(Beginning of Supplied information)

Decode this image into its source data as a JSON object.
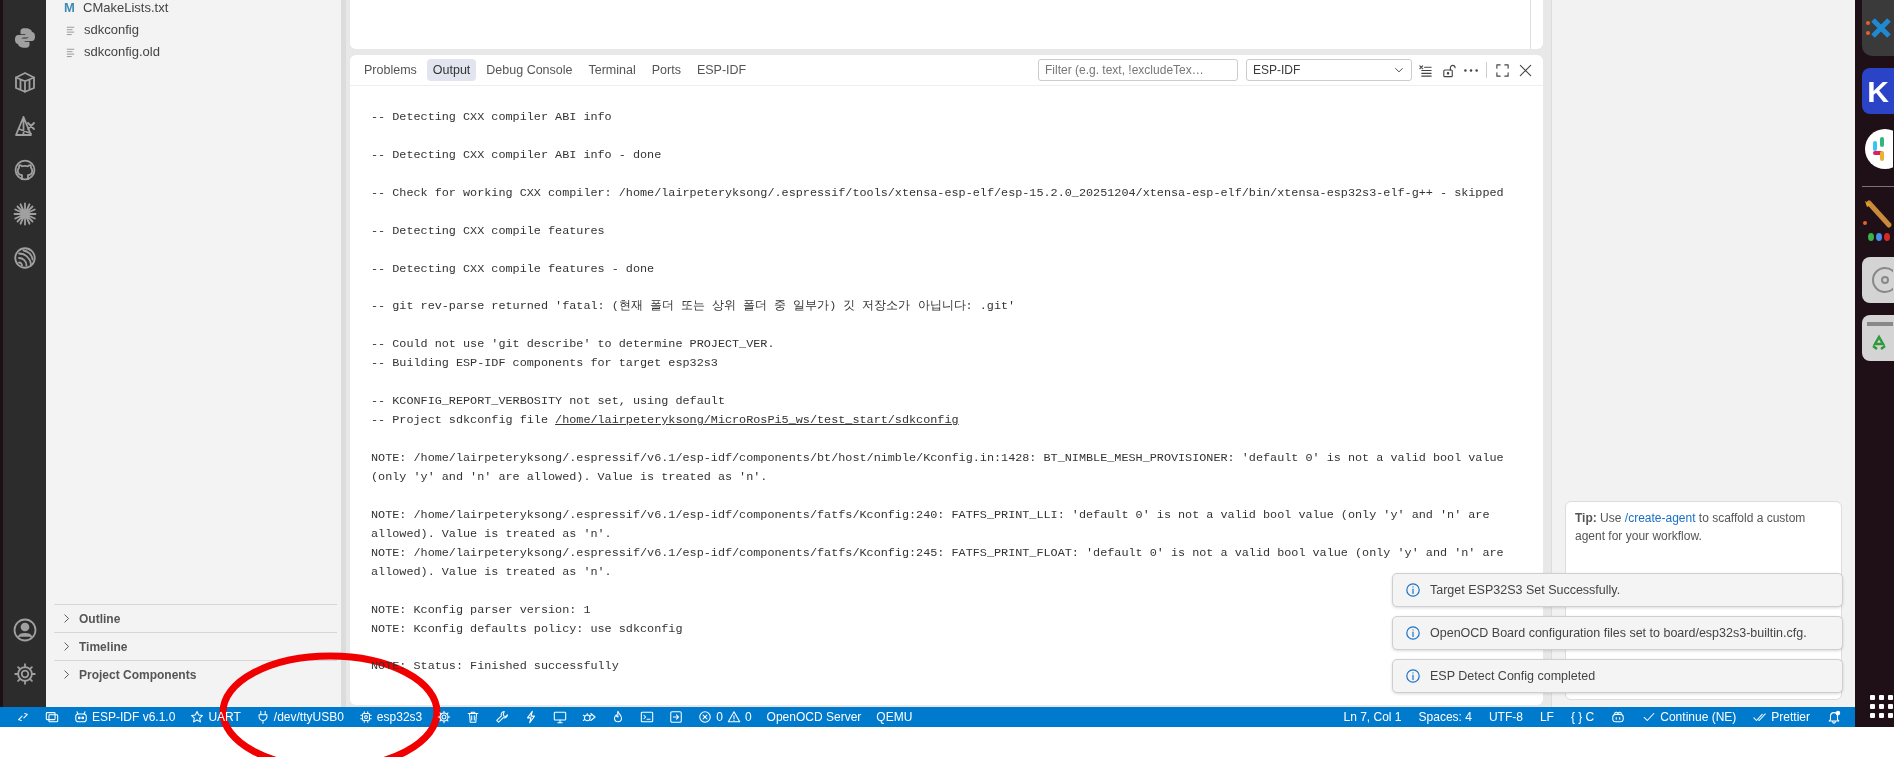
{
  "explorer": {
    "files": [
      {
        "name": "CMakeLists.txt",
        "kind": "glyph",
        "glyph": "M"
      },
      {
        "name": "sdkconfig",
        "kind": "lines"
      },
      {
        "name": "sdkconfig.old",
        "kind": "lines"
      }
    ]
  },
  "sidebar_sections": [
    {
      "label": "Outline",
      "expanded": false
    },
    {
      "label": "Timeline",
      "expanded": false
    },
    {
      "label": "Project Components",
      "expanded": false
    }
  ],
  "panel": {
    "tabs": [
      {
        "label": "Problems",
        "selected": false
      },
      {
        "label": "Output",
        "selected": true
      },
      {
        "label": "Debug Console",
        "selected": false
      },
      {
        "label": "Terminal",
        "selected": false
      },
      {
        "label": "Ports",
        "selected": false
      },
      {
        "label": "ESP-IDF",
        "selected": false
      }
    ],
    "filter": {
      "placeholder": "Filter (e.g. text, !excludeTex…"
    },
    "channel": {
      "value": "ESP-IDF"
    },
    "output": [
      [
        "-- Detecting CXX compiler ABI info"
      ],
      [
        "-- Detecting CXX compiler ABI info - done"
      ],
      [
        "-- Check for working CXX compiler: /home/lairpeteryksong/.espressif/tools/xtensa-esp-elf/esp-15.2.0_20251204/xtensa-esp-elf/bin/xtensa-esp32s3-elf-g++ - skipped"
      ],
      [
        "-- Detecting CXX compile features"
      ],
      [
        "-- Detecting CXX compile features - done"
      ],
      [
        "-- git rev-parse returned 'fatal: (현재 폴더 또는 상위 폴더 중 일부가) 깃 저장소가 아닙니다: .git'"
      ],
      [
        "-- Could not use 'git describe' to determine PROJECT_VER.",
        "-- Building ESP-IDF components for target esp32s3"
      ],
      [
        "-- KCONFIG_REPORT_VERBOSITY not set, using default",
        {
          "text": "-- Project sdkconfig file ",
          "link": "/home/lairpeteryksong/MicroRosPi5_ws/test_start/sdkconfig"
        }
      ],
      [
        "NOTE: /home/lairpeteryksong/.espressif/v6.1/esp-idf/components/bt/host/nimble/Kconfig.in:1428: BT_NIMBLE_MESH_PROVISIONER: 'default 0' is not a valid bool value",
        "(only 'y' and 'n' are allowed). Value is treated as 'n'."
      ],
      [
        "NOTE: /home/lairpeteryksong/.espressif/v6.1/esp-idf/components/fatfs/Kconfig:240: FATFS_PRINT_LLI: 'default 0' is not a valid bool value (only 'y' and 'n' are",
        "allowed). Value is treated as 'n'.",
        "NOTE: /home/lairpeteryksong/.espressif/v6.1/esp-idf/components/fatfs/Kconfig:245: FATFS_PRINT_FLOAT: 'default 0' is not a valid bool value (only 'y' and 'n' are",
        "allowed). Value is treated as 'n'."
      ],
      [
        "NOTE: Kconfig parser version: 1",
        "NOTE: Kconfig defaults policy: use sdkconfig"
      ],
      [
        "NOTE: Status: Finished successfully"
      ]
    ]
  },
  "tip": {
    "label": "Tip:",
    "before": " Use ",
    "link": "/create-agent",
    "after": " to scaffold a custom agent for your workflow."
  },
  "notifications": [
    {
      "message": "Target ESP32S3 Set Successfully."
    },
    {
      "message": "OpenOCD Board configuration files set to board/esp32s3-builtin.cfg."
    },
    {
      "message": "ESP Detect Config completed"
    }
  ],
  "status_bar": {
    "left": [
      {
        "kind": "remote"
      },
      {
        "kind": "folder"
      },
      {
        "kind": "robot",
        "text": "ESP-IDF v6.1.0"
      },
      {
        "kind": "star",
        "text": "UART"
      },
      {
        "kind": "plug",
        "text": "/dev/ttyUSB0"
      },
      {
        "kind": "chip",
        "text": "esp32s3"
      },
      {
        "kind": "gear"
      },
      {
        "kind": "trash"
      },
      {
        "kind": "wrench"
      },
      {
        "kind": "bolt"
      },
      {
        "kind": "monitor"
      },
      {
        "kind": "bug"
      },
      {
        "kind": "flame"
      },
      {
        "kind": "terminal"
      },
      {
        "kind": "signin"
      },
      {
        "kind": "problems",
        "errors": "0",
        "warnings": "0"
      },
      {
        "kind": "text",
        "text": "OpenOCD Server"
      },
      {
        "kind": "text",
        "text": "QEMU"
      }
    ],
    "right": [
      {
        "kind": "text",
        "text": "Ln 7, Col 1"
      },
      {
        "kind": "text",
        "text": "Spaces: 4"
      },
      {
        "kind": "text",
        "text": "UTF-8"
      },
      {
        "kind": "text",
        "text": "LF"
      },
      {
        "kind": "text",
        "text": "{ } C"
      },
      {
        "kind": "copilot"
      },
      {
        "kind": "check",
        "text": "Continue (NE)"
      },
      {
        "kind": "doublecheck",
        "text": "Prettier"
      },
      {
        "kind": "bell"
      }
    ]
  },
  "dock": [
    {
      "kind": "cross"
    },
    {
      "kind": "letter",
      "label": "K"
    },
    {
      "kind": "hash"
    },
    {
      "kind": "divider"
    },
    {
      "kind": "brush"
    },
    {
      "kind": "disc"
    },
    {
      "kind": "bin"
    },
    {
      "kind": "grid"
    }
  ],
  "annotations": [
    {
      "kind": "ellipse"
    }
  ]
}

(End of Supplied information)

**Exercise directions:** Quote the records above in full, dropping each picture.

**Solved exercise:**
Decode this image into its source data as a JSON object.
{
  "explorer": {
    "files": [
      {
        "name": "CMakeLists.txt",
        "kind": "glyph",
        "glyph": "M"
      },
      {
        "name": "sdkconfig",
        "kind": "lines"
      },
      {
        "name": "sdkconfig.old",
        "kind": "lines"
      }
    ]
  },
  "sidebar_sections": [
    {
      "label": "Outline",
      "expanded": false
    },
    {
      "label": "Timeline",
      "expanded": false
    },
    {
      "label": "Project Components",
      "expanded": false
    }
  ],
  "panel": {
    "tabs": [
      {
        "label": "Problems",
        "selected": false
      },
      {
        "label": "Output",
        "selected": true
      },
      {
        "label": "Debug Console",
        "selected": false
      },
      {
        "label": "Terminal",
        "selected": false
      },
      {
        "label": "Ports",
        "selected": false
      },
      {
        "label": "ESP-IDF",
        "selected": false
      }
    ],
    "filter": {
      "placeholder": "Filter (e.g. text, !excludeTex…"
    },
    "channel": {
      "value": "ESP-IDF"
    },
    "output": [
      [
        "-- Detecting CXX compiler ABI info"
      ],
      [
        "-- Detecting CXX compiler ABI info - done"
      ],
      [
        "-- Check for working CXX compiler: /home/lairpeteryksong/.espressif/tools/xtensa-esp-elf/esp-15.2.0_20251204/xtensa-esp-elf/bin/xtensa-esp32s3-elf-g++ - skipped"
      ],
      [
        "-- Detecting CXX compile features"
      ],
      [
        "-- Detecting CXX compile features - done"
      ],
      [
        "-- git rev-parse returned 'fatal: (현재 폴더 또는 상위 폴더 중 일부가) 깃 저장소가 아닙니다: .git'"
      ],
      [
        "-- Could not use 'git describe' to determine PROJECT_VER.",
        "-- Building ESP-IDF components for target esp32s3"
      ],
      [
        "-- KCONFIG_REPORT_VERBOSITY not set, using default",
        {
          "text": "-- Project sdkconfig file ",
          "link": "/home/lairpeteryksong/MicroRosPi5_ws/test_start/sdkconfig"
        }
      ],
      [
        "NOTE: /home/lairpeteryksong/.espressif/v6.1/esp-idf/components/bt/host/nimble/Kconfig.in:1428: BT_NIMBLE_MESH_PROVISIONER: 'default 0' is not a valid bool value",
        "(only 'y' and 'n' are allowed). Value is treated as 'n'."
      ],
      [
        "NOTE: /home/lairpeteryksong/.espressif/v6.1/esp-idf/components/fatfs/Kconfig:240: FATFS_PRINT_LLI: 'default 0' is not a valid bool value (only 'y' and 'n' are",
        "allowed). Value is treated as 'n'.",
        "NOTE: /home/lairpeteryksong/.espressif/v6.1/esp-idf/components/fatfs/Kconfig:245: FATFS_PRINT_FLOAT: 'default 0' is not a valid bool value (only 'y' and 'n' are",
        "allowed). Value is treated as 'n'."
      ],
      [
        "NOTE: Kconfig parser version: 1",
        "NOTE: Kconfig defaults policy: use sdkconfig"
      ],
      [
        "NOTE: Status: Finished successfully"
      ]
    ]
  },
  "tip": {
    "label": "Tip:",
    "before": " Use ",
    "link": "/create-agent",
    "after": " to scaffold a custom agent for your workflow."
  },
  "notifications": [
    {
      "message": "Target ESP32S3 Set Successfully."
    },
    {
      "message": "OpenOCD Board configuration files set to board/esp32s3-builtin.cfg."
    },
    {
      "message": "ESP Detect Config completed"
    }
  ],
  "status_bar": {
    "left": [
      {
        "kind": "remote"
      },
      {
        "kind": "folder"
      },
      {
        "kind": "robot",
        "text": "ESP-IDF v6.1.0"
      },
      {
        "kind": "star",
        "text": "UART"
      },
      {
        "kind": "plug",
        "text": "/dev/ttyUSB0"
      },
      {
        "kind": "chip",
        "text": "esp32s3"
      },
      {
        "kind": "gear"
      },
      {
        "kind": "trash"
      },
      {
        "kind": "wrench"
      },
      {
        "kind": "bolt"
      },
      {
        "kind": "monitor"
      },
      {
        "kind": "bug"
      },
      {
        "kind": "flame"
      },
      {
        "kind": "terminal"
      },
      {
        "kind": "signin"
      },
      {
        "kind": "problems",
        "errors": "0",
        "warnings": "0"
      },
      {
        "kind": "text",
        "text": "OpenOCD Server"
      },
      {
        "kind": "text",
        "text": "QEMU"
      }
    ],
    "right": [
      {
        "kind": "text",
        "text": "Ln 7, Col 1"
      },
      {
        "kind": "text",
        "text": "Spaces: 4"
      },
      {
        "kind": "text",
        "text": "UTF-8"
      },
      {
        "kind": "text",
        "text": "LF"
      },
      {
        "kind": "text",
        "text": "{ } C"
      },
      {
        "kind": "copilot"
      },
      {
        "kind": "check",
        "text": "Continue (NE)"
      },
      {
        "kind": "doublecheck",
        "text": "Prettier"
      },
      {
        "kind": "bell"
      }
    ]
  },
  "dock": [
    {
      "kind": "cross"
    },
    {
      "kind": "letter",
      "label": "K"
    },
    {
      "kind": "hash"
    },
    {
      "kind": "divider"
    },
    {
      "kind": "brush"
    },
    {
      "kind": "disc"
    },
    {
      "kind": "bin"
    },
    {
      "kind": "grid"
    }
  ],
  "annotations": [
    {
      "kind": "ellipse"
    }
  ]
}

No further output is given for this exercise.